Items from an interface collection
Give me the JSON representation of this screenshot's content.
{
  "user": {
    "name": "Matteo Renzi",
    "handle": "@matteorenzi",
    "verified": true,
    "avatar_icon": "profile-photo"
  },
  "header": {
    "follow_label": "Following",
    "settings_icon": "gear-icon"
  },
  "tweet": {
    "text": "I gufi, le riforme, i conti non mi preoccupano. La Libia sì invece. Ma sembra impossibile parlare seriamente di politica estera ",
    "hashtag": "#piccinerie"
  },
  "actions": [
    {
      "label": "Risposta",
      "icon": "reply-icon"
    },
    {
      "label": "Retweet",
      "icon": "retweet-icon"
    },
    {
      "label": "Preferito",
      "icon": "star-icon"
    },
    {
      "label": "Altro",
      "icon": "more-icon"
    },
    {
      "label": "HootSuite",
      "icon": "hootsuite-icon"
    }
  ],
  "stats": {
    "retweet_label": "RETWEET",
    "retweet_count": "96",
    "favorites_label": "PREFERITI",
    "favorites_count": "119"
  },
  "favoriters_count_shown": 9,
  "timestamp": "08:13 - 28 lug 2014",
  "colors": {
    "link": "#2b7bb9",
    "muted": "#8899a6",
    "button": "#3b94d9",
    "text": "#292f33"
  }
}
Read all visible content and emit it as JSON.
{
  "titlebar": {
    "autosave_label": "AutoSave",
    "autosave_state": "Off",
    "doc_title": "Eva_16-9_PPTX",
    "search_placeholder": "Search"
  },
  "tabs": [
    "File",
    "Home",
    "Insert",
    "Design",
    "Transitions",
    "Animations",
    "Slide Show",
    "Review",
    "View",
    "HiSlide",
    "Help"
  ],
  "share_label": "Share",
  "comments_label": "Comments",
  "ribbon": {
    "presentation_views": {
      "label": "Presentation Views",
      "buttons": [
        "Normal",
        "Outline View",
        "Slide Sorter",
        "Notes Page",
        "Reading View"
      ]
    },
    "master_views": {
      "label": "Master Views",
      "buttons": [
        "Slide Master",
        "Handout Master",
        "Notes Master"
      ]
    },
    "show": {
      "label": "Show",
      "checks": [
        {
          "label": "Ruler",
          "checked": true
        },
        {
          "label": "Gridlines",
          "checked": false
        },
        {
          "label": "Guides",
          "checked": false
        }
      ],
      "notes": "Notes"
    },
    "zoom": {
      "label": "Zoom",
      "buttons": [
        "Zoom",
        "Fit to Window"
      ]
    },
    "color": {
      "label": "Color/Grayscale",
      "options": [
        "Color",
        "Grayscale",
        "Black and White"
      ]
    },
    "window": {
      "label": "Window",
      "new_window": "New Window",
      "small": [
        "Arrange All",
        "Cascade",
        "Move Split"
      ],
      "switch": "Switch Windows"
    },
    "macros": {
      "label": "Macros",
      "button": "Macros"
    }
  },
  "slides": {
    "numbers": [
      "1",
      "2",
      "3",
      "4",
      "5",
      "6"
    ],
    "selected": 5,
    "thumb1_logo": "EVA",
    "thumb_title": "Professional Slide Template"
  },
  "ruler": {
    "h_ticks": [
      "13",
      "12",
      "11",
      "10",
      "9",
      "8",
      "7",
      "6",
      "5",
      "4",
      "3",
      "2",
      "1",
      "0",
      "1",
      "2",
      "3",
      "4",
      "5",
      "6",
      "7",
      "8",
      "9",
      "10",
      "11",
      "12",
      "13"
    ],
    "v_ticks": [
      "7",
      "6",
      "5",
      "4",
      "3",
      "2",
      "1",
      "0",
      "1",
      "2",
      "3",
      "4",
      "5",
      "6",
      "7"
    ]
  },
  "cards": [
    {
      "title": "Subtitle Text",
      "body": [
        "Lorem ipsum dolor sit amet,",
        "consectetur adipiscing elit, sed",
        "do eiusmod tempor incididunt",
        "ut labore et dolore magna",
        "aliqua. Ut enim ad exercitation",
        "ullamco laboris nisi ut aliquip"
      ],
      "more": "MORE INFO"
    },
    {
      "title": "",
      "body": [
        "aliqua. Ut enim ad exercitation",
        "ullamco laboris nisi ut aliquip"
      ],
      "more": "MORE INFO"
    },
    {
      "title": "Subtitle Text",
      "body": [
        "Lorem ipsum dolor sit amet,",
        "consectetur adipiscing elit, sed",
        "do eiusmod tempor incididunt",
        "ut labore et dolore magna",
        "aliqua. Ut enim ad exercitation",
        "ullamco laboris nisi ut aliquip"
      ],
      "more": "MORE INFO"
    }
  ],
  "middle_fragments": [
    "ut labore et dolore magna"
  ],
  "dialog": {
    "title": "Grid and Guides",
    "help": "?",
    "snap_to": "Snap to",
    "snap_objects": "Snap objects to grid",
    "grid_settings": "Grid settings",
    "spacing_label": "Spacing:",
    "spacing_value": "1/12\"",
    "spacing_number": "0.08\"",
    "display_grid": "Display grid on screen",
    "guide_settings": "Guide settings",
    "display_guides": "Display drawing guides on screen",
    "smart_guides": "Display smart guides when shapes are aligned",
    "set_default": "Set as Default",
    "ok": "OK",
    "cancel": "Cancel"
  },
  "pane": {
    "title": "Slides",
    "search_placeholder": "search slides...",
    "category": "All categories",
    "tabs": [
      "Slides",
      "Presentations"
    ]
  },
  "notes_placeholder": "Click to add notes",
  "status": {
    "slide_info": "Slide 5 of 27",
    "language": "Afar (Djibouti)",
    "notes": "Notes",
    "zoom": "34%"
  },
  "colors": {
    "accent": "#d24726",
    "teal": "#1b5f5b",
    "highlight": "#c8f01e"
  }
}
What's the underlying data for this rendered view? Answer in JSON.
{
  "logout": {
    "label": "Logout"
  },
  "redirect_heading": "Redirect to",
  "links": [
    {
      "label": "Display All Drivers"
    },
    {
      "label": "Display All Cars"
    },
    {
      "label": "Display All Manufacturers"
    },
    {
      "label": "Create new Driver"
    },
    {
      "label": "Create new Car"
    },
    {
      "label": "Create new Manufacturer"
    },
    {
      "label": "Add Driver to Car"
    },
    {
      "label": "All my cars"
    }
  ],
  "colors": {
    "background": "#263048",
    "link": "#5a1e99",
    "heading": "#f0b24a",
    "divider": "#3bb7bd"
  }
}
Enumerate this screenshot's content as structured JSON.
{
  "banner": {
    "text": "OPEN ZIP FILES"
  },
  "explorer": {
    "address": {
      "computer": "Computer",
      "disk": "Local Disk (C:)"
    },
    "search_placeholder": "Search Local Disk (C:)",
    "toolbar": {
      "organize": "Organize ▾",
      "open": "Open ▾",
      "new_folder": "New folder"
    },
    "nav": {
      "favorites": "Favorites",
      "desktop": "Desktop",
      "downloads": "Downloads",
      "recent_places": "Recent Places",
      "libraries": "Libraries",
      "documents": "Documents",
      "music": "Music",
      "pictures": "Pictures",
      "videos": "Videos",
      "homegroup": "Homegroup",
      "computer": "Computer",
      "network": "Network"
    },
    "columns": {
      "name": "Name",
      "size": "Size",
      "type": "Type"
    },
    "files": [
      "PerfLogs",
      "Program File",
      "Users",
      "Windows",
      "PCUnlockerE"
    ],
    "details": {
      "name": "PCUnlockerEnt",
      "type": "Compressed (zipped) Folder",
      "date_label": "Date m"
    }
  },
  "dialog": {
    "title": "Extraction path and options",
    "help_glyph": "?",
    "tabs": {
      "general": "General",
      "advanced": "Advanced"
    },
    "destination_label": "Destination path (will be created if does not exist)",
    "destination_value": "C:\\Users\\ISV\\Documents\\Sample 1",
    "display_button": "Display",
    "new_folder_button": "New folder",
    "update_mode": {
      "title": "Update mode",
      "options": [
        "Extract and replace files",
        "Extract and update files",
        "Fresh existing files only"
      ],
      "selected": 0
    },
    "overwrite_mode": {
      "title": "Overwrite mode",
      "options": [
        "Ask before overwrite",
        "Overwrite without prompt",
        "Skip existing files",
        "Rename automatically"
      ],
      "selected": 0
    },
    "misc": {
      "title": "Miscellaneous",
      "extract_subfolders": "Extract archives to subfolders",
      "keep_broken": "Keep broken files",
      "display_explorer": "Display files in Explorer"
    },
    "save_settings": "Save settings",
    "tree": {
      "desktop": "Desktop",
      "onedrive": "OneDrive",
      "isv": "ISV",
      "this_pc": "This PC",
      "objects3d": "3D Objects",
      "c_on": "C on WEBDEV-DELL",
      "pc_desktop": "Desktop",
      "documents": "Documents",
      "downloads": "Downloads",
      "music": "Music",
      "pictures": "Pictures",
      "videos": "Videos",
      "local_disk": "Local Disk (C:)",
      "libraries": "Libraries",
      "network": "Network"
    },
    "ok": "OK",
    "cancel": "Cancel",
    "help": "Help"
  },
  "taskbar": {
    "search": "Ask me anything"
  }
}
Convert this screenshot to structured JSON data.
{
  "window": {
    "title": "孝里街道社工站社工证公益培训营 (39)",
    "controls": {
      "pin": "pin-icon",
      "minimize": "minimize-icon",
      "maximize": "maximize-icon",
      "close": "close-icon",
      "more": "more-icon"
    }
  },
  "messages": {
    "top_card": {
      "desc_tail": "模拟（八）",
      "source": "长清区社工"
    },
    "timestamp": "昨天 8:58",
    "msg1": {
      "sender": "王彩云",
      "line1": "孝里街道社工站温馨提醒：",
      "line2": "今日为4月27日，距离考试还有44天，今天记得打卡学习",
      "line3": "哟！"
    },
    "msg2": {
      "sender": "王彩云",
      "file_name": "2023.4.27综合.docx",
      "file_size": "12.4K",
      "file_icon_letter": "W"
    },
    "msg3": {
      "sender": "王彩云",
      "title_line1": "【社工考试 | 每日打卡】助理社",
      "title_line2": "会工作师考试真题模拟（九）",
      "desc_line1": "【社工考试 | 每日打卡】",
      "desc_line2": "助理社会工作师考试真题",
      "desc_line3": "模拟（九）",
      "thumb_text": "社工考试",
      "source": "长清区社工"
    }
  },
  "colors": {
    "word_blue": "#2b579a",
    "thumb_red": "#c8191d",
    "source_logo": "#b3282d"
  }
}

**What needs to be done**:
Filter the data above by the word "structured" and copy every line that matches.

**Output below**:
Enumerate this screenshot's content as structured JSON.
Convert this screenshot to structured JSON data.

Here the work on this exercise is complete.